What is expected →
What's needed is a full, exact retyping of the records.

(Entries from a dataset of interfaces)
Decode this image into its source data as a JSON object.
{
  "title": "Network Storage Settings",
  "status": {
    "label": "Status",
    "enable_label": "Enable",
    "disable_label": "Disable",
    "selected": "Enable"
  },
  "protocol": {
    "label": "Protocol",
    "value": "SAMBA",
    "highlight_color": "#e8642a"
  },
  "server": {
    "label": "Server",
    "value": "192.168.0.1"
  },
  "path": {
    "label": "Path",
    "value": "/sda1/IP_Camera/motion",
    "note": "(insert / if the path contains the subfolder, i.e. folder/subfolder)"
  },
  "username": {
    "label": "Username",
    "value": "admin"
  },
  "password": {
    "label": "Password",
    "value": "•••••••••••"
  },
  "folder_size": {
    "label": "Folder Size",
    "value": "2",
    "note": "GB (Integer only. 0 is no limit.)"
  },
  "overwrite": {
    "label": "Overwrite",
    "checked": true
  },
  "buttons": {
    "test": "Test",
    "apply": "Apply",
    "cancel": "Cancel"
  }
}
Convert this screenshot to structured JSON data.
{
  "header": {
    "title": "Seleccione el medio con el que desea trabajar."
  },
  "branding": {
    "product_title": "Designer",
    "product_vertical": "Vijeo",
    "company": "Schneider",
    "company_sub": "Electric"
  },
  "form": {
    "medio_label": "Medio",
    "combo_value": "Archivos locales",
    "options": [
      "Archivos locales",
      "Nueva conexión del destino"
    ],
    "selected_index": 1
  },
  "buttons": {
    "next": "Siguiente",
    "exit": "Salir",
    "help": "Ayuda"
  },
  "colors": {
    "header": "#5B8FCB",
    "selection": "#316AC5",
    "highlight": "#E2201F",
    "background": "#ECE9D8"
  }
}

Expected output →
Decode this image into its source data as a JSON object.
{
  "title": "Network Storage Settings",
  "status": {
    "label": "Status",
    "enable_label": "Enable",
    "disable_label": "Disable",
    "selected": "Enable"
  },
  "protocol": {
    "label": "Protocol",
    "value": "SAMBA",
    "highlight_color": "#e8642a"
  },
  "server": {
    "label": "Server",
    "value": "192.168.0.1"
  },
  "path": {
    "label": "Path",
    "value": "/sda1/IP_Camera/motion",
    "note": "(insert / if the path contains the subfolder, i.e. folder/subfolder)"
  },
  "username": {
    "label": "Username",
    "value": "admin"
  },
  "password": {
    "label": "Password",
    "value": "•••••••••••"
  },
  "folder_size": {
    "label": "Folder Size",
    "value": "2",
    "note": "GB (Integer only. 0 is no limit.)"
  },
  "overwrite": {
    "label": "Overwrite",
    "checked": true
  },
  "buttons": {
    "test": "Test",
    "apply": "Apply",
    "cancel": "Cancel"
  }
}
Convert this screenshot to structured JSON data.
{
  "header": {
    "title": "Seleccione el medio con el que desea trabajar."
  },
  "branding": {
    "product_title": "Designer",
    "product_vertical": "Vijeo",
    "company": "Schneider",
    "company_sub": "Electric"
  },
  "form": {
    "medio_label": "Medio",
    "combo_value": "Archivos locales",
    "options": [
      "Archivos locales",
      "Nueva conexión del destino"
    ],
    "selected_index": 1
  },
  "buttons": {
    "next": "Siguiente",
    "exit": "Salir",
    "help": "Ayuda"
  },
  "colors": {
    "header": "#5B8FCB",
    "selection": "#316AC5",
    "highlight": "#E2201F",
    "background": "#ECE9D8"
  }
}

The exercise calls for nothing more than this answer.